On Feb. 20, 2018, Minnesota Attorney General Lori Swanson ...
Product gives real-time feedback for system control
Corrosion in water distribution systems can impact consumers’ health, costs and the aesthetics of finished water. Older systems may include lead-based solders that must be protected to avoid elevated lead concentrations, which is regulated by the U.S. Environmental Protection Agency (EPA) at ≤0.015 mg/L. Corrosion occurs because metals tend to oxidize when they come in contact with oxygenated water, resulting in the formation of stable metal oxides.
Corrosion inhibitors—such as inorganic phosphates in the form of polyphosphates, orthophosphates, glassy phosphates and bimetallic phosphates—are often employed. To ensure proper corrosion control, ensure proper feed and reduce operating cost, proper monitoring is required.
Phosphate is commonly used to minimize corrosion to potable water distribution systems and residential, commercial and industrial potable water piping, and reduce lead corrosion to comply with EPA standards. To achieve passivation of new or previously untreated systems, phosphate is typically dosed at >3.0 mg/L as orthophosphate. The typical maintenance dosage to ensure corrosion control is 0.5 to 1.5 mg/L as orthophosphate.

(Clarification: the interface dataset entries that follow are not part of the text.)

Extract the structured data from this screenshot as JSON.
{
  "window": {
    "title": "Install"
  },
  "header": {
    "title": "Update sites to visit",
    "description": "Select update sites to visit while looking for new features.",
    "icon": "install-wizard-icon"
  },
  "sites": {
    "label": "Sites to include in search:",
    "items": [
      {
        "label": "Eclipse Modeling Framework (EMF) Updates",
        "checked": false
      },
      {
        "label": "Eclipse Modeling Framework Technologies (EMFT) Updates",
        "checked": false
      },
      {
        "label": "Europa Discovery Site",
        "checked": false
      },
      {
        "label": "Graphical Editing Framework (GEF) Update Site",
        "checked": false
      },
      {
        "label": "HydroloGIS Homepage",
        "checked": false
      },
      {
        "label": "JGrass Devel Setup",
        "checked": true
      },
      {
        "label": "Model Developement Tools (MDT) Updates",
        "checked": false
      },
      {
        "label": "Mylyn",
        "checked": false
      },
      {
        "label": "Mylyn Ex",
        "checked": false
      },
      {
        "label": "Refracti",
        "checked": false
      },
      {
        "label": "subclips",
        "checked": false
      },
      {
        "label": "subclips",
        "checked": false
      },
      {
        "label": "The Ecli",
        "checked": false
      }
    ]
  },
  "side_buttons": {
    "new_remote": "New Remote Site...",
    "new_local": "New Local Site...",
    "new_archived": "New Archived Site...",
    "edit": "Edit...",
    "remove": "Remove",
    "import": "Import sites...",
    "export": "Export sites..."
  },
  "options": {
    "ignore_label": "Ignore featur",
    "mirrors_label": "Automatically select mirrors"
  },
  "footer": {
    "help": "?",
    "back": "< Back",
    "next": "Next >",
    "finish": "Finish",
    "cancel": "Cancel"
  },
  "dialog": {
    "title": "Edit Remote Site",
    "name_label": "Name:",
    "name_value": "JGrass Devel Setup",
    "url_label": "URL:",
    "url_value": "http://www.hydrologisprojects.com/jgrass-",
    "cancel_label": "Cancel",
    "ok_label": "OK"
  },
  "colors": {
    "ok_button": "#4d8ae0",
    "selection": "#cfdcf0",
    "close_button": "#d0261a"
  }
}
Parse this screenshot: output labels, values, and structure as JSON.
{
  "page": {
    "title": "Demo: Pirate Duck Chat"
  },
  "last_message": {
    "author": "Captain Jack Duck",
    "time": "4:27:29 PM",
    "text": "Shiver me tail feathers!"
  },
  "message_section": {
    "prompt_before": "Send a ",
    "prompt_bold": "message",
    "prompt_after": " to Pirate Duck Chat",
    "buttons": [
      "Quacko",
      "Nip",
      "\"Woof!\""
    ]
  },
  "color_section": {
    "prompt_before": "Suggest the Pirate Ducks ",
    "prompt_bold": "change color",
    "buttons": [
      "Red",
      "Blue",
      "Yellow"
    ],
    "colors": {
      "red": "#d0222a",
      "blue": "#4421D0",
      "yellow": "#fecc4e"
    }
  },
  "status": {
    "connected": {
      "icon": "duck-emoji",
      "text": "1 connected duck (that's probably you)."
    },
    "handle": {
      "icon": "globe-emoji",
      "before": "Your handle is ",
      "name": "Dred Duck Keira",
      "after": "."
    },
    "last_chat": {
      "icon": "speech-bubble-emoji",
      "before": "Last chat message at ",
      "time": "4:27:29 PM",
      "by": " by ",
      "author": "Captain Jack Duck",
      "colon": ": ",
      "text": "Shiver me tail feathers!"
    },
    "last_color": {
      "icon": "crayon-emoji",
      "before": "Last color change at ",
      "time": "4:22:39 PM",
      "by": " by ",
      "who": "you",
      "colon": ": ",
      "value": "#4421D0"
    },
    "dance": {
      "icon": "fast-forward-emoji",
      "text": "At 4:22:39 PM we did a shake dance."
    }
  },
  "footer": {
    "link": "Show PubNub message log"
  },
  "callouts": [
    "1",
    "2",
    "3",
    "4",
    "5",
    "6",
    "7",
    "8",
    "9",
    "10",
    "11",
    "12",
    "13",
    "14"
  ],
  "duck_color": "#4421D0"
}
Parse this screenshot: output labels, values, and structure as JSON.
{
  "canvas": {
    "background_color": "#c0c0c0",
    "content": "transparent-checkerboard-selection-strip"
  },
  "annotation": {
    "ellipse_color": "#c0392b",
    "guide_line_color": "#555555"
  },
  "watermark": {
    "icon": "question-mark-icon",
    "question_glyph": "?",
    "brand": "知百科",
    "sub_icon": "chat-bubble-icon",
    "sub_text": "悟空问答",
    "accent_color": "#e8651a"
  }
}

Reliable monitoring of critical phosphate levels can be achieved using the Swan Analytical AMI phosphate analyzer. Analog/digital outputs give real-time feedback for system control. Built-in surveillance functions generate alarms if measurement is not valid, such as missing flow, empty reagents and valve and photometer functionality.